▶ [Description of the task]:
What lines below contain the word "растяжки"? Please pull each one out.

▶ [Data section]:
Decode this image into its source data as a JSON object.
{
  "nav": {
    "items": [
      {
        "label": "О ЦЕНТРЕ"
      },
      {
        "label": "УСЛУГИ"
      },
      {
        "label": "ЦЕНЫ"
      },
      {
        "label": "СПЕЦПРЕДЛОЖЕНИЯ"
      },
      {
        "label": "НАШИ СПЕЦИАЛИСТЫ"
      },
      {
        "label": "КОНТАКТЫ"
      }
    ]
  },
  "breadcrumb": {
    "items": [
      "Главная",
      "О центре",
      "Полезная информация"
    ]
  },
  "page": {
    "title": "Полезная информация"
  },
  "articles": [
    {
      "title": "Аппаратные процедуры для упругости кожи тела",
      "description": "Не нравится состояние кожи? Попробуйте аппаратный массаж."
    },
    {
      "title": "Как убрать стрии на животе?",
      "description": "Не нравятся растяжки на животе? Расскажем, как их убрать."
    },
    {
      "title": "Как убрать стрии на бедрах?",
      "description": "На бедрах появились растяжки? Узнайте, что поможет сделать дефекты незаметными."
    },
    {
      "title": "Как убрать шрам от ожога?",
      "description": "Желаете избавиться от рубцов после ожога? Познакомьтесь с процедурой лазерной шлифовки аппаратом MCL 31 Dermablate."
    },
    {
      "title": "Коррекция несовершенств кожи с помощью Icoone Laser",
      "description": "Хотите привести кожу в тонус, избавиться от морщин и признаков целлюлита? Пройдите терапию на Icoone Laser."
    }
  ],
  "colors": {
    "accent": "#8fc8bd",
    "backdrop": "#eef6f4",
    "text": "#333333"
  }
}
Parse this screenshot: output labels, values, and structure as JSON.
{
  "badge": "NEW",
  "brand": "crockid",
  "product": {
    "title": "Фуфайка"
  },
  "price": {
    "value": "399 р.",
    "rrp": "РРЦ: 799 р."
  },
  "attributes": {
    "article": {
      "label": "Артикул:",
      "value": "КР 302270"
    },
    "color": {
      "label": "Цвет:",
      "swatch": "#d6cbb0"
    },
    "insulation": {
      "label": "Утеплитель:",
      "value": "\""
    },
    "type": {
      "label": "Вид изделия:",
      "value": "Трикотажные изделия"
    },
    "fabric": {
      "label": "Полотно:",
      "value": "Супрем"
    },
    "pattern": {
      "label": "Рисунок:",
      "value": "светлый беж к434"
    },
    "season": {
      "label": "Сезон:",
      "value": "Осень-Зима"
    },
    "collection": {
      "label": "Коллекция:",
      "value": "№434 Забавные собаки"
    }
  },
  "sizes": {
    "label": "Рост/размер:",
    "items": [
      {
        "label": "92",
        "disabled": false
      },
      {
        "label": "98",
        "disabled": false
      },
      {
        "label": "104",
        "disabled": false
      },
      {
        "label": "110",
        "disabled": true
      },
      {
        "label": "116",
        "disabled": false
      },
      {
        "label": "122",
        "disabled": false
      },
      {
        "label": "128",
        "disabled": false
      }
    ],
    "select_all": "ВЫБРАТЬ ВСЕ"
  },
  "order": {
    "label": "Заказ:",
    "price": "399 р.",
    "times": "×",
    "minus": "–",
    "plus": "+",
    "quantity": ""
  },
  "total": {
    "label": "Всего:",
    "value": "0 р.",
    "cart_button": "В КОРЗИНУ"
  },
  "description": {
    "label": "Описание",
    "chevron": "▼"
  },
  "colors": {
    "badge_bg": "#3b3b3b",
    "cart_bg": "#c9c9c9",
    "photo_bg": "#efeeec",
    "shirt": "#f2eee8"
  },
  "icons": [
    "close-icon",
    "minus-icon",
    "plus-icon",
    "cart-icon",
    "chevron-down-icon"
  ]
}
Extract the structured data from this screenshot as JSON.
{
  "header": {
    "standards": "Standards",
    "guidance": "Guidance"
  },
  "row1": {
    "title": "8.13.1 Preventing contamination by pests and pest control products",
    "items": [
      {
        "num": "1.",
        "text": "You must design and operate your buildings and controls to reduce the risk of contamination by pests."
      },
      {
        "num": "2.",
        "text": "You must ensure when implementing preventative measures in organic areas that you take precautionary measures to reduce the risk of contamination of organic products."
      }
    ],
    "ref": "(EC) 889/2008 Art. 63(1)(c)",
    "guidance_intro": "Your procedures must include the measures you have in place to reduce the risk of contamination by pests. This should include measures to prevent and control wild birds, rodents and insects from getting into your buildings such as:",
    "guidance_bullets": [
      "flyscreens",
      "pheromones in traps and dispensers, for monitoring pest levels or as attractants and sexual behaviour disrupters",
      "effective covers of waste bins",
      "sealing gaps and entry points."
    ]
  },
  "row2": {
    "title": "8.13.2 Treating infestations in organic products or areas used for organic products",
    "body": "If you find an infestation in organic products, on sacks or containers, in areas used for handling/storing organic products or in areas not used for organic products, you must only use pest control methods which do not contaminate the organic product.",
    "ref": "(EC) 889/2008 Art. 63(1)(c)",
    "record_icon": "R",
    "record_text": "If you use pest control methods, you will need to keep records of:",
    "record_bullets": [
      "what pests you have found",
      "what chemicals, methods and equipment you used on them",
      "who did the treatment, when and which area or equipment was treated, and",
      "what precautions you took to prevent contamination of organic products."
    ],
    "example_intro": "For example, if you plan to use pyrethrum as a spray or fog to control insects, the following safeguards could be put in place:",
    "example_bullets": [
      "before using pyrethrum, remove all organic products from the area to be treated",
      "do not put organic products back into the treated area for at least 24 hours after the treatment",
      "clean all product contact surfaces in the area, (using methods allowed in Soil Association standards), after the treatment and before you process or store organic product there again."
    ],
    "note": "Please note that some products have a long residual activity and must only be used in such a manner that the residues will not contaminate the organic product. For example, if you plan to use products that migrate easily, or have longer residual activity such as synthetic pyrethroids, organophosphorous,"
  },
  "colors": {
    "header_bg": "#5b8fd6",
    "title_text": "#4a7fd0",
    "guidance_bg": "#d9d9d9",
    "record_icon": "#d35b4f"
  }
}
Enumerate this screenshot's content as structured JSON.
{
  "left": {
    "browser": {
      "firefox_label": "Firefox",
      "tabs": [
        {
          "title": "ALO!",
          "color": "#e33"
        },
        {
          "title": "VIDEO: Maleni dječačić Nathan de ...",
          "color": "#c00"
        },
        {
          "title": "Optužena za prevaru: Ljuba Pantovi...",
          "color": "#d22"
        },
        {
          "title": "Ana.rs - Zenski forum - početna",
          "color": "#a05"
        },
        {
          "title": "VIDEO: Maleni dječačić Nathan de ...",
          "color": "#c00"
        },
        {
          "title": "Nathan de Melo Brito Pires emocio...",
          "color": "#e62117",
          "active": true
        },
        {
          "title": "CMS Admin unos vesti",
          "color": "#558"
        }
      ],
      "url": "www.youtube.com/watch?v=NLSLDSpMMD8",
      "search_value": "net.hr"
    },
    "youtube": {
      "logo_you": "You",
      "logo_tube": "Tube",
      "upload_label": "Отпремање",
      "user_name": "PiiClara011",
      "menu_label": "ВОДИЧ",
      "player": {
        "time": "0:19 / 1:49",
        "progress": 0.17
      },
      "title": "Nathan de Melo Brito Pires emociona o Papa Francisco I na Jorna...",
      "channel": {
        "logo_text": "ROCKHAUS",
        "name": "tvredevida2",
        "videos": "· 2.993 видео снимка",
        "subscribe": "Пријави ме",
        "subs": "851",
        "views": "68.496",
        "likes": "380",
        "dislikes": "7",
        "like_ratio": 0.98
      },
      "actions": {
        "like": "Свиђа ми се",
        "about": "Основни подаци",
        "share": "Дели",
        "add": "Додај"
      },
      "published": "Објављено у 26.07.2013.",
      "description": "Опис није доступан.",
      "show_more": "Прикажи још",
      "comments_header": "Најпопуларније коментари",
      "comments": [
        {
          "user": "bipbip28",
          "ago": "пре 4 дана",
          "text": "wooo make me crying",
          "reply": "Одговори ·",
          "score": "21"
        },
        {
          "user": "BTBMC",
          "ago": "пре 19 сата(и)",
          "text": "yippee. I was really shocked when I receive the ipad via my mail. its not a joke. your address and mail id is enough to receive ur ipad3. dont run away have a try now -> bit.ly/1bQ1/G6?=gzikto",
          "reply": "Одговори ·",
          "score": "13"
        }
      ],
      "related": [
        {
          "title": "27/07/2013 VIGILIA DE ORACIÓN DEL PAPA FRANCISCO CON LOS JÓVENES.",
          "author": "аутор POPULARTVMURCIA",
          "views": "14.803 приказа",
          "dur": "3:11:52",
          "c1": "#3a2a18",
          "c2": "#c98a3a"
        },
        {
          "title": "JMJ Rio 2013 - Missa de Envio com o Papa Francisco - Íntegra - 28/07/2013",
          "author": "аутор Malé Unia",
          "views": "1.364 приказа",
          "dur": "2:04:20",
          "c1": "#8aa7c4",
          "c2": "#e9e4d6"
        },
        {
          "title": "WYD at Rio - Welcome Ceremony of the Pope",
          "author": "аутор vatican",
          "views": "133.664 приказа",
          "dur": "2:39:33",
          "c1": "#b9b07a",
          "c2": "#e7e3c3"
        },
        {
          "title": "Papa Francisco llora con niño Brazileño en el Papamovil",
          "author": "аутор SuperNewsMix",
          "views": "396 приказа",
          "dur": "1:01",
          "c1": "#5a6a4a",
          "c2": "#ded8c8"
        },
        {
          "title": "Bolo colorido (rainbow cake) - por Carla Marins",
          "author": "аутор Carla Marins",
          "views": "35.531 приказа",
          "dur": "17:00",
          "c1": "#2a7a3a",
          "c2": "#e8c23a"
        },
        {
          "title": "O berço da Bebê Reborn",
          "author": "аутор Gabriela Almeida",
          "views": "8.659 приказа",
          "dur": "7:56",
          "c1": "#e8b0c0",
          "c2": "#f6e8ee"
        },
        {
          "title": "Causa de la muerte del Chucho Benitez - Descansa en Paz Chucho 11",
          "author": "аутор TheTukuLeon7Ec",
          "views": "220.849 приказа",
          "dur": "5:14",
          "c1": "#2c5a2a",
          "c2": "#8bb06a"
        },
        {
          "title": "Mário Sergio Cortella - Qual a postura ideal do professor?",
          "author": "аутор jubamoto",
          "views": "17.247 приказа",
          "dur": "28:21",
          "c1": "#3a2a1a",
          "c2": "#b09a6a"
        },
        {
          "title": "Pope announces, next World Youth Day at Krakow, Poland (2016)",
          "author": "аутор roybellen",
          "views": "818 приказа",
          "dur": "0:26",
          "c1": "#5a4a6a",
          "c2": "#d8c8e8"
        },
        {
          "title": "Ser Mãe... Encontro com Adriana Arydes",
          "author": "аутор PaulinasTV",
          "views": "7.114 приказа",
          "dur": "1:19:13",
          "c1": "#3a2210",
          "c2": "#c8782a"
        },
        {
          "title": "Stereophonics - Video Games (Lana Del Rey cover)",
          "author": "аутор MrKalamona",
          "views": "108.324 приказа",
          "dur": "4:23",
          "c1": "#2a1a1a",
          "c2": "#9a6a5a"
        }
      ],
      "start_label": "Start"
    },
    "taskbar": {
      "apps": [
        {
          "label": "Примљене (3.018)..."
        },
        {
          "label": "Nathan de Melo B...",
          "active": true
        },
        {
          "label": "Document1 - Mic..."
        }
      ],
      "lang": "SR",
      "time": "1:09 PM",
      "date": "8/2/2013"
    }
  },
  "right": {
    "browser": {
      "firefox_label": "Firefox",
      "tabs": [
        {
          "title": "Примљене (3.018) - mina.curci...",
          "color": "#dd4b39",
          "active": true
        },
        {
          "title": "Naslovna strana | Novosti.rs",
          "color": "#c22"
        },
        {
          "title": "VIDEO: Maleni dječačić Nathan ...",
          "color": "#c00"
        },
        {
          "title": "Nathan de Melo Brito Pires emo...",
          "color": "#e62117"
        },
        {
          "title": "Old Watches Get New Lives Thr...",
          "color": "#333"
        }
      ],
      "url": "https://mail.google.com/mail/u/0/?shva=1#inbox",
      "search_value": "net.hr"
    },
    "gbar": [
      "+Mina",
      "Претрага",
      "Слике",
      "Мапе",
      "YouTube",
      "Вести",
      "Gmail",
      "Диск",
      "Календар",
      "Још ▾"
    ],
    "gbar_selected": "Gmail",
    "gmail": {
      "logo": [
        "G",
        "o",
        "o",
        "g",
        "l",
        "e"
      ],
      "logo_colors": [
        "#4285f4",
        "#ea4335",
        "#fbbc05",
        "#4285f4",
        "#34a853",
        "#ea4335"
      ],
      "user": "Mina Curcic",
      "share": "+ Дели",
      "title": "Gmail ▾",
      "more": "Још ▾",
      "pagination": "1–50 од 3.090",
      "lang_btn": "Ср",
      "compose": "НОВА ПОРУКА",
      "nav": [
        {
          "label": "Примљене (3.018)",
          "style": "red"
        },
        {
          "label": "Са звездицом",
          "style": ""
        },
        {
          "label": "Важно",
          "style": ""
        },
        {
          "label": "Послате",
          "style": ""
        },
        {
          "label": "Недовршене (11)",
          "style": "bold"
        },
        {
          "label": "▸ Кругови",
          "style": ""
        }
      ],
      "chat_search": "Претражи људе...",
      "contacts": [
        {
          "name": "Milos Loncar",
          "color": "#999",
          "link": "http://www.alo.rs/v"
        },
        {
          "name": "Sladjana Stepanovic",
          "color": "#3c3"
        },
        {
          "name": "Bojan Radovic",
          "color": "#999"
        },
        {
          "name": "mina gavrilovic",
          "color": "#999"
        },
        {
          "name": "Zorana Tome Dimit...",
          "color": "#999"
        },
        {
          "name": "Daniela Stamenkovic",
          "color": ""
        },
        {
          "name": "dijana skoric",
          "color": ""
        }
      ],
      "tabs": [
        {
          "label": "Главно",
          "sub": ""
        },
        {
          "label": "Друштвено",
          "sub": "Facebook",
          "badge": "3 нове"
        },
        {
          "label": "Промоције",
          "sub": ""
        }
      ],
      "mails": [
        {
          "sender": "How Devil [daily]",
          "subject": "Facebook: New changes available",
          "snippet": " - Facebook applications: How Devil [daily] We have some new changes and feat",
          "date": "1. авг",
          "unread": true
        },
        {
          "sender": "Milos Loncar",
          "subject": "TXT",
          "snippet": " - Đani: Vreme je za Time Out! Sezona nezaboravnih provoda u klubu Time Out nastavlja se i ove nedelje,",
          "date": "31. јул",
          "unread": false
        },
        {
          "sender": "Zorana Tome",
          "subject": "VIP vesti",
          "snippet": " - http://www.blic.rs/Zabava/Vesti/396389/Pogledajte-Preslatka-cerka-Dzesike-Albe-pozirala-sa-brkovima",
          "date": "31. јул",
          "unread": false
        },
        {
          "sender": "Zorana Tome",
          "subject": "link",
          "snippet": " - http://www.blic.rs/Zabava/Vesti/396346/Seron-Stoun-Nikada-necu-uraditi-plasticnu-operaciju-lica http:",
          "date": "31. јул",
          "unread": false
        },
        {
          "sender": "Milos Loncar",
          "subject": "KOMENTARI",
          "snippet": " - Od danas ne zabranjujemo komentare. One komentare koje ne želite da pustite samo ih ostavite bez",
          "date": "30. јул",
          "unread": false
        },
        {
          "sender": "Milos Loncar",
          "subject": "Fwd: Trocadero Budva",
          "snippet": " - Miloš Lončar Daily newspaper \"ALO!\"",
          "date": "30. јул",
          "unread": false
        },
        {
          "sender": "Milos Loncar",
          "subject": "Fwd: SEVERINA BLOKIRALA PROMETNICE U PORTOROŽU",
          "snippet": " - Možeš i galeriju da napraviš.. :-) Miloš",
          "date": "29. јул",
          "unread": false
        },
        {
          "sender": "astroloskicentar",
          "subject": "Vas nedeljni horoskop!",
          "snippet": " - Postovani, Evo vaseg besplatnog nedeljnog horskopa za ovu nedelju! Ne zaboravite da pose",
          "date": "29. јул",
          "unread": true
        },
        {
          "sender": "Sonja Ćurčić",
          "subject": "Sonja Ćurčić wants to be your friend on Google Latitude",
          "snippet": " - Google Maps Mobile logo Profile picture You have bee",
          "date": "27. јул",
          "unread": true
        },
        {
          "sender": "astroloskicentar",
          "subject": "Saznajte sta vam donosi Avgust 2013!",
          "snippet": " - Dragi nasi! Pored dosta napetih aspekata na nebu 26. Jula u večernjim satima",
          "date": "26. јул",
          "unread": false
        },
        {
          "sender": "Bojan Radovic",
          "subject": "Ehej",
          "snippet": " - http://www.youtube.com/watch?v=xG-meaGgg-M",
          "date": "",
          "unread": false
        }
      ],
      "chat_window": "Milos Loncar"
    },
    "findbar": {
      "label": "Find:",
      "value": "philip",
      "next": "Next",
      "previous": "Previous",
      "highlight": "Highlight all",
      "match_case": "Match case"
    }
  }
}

▶ [Response area]:
      "description": "Не нравятся растяжки на животе? Расскажем, как их убрать."
      "description": "На бедрах появились растяжки? Узнайте, что поможет сделать дефекты незаметными."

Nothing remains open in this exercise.